- The Washington Times - Wednesday, June 20, 2007

THE WASHINGTON TIMES ANNAPOLIS — The Maryland chapter of the American Civil Liberties Union says Gov. Martin O'Malley is trying to remove oversight of the Baltimore Police Department, which they say engaged in overzealous arrests during his term as mayor.

The group has asked Maryland Attorney General Douglas F. Gansler to deny a request by Mr. O'Malley, a Democrat, that likely would remove the Baltimore prosecutor’s ability to review arrests by city police.

A March 2006 grand jury report found an “overwhelming” number of arrests in the city compared with eight other Maryland jurisdictions. The state chapters of the ACLU and the National Association for the Advancement of Colored People filed a lawsuit against the city and Mr. O'Malley last year, purporting civil rights violations for the large number of city residents who were arrested but released without charge.

“Given all of that, it’s hard to conceive of any other reason than this is the attempt to hide the evidence of the problem,” said David Rocah, staff attorney for the Maryland ACLU.

Mr. O'Malley asked Mr. Gansler to examine his mayoral policy of having the Baltimore state’s attorney’s office review arrests before suspects are processed through the Central Booking Intake Facility.

“Public confidence in the criminal justice system is undermined when a person is arrested, then released with no determination of probable cause. … Not to pursue a case is often confused with an alleged absence of probable cause, which is then spun as a supposed ‘false arrest,’ ” Mr. O'Malley wrote in his letter to Mr. Gansler.

O'Malley spokesman Sasha Leonhardt said the governor “has asked the attorney general’s office for a legal opinion as one of many steps to improve public safety throughout Baltimore and all of Maryland.”

The ACLU said Mr. O'Malley appears to be cleaning up his record as mayor.

“Indeed it is precisely because the statistics maintained by the [state’s attorney’s office] have helped to shine a spotlight on improper police practices in Baltimore that Mayor Martin O'Malley previously called for removing the SAO from the charging process,” Mr. Rocah wrote.

Margaret Burns, a spokeswoman for Baltimore State’s Attorney Patricia C. Jessamy, said it is logical that Mr. O'Malley would want to resolve the abnormally high number of arrests and subsequent lawsuit.

“It’s a questionable mark on his record as mayor, and it’s reasonable to think as a politician that he would want to address the record,” Miss Burns said.

The grand jury last year found that the number of arrests — often for quality-of-life issues including trespassing and loitering — was inordinately high and that many arrests “bordered” on violating constitutional rights.

“The number of arrests in Baltimore City was overwhelming when compared to those in Charles, Frederick, Harford, Howard, Montgomery, Prince George’s, St. Mary’s and Wicomico counties.
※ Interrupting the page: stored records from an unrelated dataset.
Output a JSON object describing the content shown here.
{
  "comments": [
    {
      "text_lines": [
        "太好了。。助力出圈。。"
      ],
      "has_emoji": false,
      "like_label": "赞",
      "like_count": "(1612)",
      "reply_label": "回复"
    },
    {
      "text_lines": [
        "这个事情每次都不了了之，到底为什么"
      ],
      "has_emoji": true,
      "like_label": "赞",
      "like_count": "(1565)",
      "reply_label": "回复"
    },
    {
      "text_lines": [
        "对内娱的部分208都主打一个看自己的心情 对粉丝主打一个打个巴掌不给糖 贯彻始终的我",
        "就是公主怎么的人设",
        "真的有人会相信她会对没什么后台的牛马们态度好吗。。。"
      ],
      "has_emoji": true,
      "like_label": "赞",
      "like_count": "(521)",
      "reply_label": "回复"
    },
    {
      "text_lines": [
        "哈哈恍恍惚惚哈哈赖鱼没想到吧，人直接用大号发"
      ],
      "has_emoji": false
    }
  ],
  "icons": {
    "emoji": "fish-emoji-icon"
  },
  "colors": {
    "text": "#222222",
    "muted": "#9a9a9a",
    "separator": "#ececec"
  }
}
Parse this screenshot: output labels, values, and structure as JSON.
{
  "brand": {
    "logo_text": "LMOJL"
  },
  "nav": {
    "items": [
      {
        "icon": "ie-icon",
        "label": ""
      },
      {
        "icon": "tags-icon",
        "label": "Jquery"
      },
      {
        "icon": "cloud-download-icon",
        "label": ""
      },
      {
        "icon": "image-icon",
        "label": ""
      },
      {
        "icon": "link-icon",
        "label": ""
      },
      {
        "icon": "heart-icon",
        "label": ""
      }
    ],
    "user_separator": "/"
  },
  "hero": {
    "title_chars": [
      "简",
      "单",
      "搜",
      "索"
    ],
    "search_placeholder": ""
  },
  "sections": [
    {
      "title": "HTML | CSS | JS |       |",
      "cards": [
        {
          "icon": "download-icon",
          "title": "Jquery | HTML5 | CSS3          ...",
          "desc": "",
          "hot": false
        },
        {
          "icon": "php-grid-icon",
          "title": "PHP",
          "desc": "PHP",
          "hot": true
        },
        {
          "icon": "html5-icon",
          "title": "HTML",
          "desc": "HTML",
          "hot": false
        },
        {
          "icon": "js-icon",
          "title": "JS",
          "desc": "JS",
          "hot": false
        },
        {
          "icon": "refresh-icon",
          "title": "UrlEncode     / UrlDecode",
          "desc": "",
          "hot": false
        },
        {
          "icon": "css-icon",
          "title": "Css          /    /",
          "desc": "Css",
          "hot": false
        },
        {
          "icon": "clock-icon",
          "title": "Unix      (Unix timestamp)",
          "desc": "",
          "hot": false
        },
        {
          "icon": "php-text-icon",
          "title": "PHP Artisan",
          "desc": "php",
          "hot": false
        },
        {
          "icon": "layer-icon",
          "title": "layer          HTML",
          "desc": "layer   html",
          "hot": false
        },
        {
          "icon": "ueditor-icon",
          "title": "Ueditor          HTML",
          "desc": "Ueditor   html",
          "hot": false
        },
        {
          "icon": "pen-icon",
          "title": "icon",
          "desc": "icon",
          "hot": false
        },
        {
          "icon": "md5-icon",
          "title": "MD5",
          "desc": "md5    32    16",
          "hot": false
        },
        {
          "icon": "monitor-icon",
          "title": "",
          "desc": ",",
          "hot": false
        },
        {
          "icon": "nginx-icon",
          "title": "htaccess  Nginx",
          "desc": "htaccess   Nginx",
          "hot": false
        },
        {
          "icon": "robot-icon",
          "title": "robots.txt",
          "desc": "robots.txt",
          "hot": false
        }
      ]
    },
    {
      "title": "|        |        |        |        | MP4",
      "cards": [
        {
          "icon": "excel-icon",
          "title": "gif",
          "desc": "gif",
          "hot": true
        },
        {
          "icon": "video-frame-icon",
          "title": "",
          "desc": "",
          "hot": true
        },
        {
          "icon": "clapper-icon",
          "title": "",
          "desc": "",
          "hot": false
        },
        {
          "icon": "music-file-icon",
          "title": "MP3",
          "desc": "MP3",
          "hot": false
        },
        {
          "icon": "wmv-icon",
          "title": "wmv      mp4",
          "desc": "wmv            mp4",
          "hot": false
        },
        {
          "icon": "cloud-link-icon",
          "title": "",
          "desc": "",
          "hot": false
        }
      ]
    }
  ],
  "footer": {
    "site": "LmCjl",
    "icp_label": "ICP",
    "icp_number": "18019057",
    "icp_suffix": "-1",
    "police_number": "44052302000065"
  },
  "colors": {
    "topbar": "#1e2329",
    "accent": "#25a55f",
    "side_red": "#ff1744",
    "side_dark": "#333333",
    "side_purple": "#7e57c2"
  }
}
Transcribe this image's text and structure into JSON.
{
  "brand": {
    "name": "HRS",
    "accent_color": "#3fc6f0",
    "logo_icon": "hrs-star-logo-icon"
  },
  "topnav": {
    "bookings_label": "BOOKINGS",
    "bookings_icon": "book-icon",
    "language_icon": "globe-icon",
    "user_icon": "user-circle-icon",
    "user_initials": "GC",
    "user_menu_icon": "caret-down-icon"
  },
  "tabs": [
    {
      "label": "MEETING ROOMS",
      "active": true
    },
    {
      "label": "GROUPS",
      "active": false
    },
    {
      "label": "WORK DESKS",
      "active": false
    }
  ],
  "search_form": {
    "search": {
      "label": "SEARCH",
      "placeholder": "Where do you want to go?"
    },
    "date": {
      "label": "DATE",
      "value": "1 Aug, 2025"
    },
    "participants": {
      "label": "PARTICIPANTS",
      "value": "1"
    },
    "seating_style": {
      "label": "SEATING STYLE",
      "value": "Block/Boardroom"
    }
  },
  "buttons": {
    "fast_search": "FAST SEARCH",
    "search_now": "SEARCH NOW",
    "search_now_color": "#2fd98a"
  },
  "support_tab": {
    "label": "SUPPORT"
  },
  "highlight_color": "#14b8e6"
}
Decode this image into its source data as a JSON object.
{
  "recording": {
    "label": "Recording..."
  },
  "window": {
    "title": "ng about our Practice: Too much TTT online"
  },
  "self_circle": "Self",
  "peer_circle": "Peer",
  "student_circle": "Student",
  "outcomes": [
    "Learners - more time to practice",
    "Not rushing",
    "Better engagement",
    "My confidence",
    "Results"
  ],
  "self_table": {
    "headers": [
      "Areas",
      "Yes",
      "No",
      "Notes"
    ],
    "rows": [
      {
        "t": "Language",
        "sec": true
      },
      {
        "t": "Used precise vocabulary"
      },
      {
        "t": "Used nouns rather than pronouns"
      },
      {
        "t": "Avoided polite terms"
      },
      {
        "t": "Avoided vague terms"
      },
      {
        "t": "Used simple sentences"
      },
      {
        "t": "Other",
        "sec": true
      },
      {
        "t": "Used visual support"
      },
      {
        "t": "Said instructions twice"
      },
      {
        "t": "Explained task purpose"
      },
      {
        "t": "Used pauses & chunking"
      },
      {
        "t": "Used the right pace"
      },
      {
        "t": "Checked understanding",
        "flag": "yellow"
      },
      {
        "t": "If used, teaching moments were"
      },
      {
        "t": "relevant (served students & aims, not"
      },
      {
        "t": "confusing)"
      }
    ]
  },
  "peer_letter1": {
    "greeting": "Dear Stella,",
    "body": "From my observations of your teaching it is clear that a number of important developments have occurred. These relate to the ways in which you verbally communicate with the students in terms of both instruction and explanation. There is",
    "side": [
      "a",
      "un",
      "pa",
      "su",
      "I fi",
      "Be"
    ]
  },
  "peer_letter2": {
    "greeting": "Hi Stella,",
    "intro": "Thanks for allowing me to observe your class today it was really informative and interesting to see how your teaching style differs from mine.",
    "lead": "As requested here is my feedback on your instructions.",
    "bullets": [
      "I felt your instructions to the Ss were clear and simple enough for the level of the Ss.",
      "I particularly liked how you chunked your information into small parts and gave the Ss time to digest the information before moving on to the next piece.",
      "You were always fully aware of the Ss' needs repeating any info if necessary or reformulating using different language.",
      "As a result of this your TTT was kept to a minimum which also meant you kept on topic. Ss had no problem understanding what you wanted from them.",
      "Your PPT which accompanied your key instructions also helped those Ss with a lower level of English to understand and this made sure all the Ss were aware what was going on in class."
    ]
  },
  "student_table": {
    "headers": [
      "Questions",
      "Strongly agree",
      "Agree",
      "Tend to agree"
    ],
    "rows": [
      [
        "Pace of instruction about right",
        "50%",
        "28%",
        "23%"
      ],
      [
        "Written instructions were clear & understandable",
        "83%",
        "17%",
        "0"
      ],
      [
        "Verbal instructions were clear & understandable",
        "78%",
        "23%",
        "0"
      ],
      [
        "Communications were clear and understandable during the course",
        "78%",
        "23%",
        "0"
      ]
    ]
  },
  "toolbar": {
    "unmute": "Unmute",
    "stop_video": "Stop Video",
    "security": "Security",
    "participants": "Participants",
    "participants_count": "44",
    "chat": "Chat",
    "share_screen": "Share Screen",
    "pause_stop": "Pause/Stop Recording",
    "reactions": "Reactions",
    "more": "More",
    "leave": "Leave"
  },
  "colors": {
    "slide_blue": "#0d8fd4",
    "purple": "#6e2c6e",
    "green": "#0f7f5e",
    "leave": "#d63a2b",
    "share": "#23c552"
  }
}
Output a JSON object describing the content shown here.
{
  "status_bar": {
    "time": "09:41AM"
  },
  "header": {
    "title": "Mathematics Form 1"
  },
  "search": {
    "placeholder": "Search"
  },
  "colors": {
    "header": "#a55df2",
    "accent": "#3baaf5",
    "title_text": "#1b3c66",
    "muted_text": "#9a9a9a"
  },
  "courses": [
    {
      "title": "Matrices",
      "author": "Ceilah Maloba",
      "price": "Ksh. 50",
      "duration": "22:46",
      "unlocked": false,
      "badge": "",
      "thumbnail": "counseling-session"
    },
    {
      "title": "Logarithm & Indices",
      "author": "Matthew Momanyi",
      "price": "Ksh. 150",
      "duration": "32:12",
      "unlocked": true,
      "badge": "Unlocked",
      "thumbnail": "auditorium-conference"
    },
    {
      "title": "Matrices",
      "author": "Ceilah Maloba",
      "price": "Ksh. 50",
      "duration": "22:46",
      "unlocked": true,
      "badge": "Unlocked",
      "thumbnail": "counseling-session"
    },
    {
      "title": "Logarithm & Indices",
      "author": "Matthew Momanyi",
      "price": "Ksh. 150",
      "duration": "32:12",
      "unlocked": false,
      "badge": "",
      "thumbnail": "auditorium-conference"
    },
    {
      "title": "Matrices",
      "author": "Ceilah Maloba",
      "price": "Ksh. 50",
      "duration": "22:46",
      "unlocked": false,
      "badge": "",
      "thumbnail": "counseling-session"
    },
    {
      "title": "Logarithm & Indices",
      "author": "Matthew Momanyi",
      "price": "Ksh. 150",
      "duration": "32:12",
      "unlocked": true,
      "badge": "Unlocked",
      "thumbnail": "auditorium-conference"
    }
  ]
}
Although [city police] are cognizant of this trend, it is unclear to the Grand Jury why citizens continue to be arrested in record numbers in comparison to other jurisdictions without being formally charged,” the grand jury concluded.

A spokeswoman for Mr. Gansler said he has not set a deadline to issue an opinion on Mr. O'Malley’s request.

“We have received the letter, and we are still reviewing it,” said spokeswoman Raquel Guillory.